Listed entries –

----

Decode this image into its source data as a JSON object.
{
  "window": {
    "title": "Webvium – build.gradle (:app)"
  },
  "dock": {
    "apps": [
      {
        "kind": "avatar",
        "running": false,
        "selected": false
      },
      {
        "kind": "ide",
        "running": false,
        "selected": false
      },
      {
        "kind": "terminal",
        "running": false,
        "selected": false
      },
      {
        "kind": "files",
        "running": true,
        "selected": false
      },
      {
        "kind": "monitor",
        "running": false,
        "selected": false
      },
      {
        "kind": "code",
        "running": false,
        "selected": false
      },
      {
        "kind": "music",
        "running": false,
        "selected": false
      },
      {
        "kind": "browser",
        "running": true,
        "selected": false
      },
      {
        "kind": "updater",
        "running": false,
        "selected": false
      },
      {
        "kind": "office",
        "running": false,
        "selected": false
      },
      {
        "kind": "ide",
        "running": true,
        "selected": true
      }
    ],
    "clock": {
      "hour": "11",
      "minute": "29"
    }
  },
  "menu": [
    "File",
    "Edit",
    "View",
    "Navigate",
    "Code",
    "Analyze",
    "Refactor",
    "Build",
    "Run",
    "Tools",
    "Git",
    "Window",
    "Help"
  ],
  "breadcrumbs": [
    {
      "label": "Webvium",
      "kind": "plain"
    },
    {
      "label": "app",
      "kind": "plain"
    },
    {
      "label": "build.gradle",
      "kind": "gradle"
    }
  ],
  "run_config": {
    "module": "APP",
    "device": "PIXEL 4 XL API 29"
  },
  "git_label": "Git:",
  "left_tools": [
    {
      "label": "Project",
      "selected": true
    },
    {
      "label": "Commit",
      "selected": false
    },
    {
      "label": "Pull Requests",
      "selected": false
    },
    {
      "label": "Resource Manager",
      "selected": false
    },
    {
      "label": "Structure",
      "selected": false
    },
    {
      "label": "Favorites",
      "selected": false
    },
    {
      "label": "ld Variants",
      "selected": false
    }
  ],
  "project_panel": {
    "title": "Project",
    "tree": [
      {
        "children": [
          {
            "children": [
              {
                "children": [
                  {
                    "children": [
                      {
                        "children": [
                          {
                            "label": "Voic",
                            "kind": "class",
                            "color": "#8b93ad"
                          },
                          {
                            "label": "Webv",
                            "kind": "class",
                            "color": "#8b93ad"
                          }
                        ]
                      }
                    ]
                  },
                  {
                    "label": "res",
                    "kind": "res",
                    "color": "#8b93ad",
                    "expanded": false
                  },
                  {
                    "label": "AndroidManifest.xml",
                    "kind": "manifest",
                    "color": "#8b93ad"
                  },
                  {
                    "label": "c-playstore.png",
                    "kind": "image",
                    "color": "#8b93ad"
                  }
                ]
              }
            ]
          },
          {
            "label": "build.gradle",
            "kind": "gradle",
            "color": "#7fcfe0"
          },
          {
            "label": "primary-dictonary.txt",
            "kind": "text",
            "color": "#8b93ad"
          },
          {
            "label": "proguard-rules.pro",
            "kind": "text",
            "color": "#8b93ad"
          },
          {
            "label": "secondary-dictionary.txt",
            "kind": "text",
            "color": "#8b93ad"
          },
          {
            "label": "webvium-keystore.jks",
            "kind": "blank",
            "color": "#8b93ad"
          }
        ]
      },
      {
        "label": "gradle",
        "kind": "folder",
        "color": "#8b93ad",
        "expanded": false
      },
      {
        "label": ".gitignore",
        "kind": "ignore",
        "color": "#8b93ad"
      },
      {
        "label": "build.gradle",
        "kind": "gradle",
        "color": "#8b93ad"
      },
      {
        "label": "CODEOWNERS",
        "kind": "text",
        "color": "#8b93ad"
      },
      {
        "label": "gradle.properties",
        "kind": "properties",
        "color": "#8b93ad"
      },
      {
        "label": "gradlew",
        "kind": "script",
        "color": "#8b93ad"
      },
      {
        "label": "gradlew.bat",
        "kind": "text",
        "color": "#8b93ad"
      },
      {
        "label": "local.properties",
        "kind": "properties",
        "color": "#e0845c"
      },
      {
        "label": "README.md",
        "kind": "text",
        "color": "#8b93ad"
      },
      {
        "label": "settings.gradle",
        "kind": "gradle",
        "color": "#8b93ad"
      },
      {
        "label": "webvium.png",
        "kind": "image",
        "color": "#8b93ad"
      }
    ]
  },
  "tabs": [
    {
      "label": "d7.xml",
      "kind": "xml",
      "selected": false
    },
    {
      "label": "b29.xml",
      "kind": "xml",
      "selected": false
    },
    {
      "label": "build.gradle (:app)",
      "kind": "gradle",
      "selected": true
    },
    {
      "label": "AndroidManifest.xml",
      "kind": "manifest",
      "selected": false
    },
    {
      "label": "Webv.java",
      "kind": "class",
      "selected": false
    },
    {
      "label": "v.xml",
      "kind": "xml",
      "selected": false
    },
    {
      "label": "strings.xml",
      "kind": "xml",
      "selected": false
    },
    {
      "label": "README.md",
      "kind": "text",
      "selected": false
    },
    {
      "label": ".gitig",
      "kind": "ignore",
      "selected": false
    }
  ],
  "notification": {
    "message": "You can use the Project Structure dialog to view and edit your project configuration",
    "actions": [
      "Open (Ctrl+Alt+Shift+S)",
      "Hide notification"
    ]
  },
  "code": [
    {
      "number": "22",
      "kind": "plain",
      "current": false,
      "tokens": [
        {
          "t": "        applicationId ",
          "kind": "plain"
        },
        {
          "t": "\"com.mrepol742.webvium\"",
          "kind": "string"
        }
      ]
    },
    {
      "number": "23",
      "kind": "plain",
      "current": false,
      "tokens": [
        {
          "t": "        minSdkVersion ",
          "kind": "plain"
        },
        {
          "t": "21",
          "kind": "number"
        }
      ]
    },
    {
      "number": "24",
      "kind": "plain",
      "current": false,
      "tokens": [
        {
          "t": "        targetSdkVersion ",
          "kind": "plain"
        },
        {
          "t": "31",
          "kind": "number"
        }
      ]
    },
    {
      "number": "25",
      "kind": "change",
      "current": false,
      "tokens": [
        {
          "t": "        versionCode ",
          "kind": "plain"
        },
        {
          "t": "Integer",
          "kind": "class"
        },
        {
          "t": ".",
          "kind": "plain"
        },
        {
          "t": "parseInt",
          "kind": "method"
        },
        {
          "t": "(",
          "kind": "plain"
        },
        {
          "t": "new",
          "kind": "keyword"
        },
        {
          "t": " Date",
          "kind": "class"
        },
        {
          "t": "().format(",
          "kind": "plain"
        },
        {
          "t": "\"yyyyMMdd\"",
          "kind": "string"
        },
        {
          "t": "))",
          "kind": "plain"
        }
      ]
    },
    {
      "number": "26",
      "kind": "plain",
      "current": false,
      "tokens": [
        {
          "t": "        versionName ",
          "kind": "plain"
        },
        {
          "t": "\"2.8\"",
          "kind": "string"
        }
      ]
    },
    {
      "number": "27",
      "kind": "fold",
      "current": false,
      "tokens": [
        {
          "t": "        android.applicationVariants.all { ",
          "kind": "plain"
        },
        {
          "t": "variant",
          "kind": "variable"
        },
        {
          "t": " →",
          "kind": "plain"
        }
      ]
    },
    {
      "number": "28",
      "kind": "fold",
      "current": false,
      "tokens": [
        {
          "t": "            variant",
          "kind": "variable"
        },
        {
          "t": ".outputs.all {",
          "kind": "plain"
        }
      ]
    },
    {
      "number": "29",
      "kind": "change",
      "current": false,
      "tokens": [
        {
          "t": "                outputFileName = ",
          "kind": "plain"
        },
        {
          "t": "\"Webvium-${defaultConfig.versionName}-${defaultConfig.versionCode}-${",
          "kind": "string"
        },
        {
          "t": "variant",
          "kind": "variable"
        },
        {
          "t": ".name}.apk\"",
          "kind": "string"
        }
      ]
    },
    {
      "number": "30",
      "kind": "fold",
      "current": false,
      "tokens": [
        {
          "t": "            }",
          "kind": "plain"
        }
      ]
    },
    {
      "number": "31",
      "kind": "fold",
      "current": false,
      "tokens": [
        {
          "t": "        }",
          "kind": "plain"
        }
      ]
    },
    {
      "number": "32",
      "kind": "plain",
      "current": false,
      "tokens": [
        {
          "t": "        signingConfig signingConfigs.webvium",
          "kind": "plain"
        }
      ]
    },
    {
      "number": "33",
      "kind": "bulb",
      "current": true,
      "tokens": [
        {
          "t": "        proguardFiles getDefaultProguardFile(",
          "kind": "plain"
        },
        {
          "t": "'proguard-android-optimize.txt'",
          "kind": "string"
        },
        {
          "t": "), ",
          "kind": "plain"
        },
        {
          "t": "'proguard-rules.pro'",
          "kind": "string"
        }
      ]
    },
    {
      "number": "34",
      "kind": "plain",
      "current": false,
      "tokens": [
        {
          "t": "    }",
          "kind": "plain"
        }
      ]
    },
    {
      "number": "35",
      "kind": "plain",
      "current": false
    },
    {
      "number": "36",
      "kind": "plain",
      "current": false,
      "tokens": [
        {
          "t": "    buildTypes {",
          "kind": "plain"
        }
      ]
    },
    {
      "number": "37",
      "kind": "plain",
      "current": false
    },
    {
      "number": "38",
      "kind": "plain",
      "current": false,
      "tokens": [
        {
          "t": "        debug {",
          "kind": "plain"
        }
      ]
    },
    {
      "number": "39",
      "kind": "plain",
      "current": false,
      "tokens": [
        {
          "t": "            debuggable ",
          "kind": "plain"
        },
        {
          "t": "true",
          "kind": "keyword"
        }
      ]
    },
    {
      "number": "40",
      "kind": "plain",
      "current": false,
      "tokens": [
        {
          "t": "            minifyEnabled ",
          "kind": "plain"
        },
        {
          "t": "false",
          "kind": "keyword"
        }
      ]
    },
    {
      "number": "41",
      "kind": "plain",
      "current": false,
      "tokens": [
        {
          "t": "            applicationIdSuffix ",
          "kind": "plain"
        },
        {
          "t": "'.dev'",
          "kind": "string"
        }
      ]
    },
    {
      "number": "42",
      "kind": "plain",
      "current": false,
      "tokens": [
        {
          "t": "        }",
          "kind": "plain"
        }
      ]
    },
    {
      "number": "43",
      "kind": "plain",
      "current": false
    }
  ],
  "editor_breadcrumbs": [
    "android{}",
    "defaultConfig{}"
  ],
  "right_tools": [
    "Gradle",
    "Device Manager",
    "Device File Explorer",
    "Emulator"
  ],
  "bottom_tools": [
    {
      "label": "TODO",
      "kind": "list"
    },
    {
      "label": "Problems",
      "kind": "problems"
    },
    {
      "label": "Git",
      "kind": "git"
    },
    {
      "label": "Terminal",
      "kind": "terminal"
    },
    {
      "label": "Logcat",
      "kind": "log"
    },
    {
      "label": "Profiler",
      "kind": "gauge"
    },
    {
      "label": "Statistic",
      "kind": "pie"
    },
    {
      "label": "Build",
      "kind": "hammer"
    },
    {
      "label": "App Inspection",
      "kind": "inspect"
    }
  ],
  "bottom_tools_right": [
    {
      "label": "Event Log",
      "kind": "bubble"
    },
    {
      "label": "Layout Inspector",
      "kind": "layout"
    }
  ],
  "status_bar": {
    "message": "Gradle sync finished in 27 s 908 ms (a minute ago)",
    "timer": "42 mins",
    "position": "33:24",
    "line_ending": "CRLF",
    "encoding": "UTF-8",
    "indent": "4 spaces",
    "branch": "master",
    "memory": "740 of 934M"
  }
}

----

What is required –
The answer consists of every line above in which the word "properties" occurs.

Solved exercise –
        "label": "gradle.properties",
        "kind": "properties",
        "label": "local.properties",
        "kind": "properties",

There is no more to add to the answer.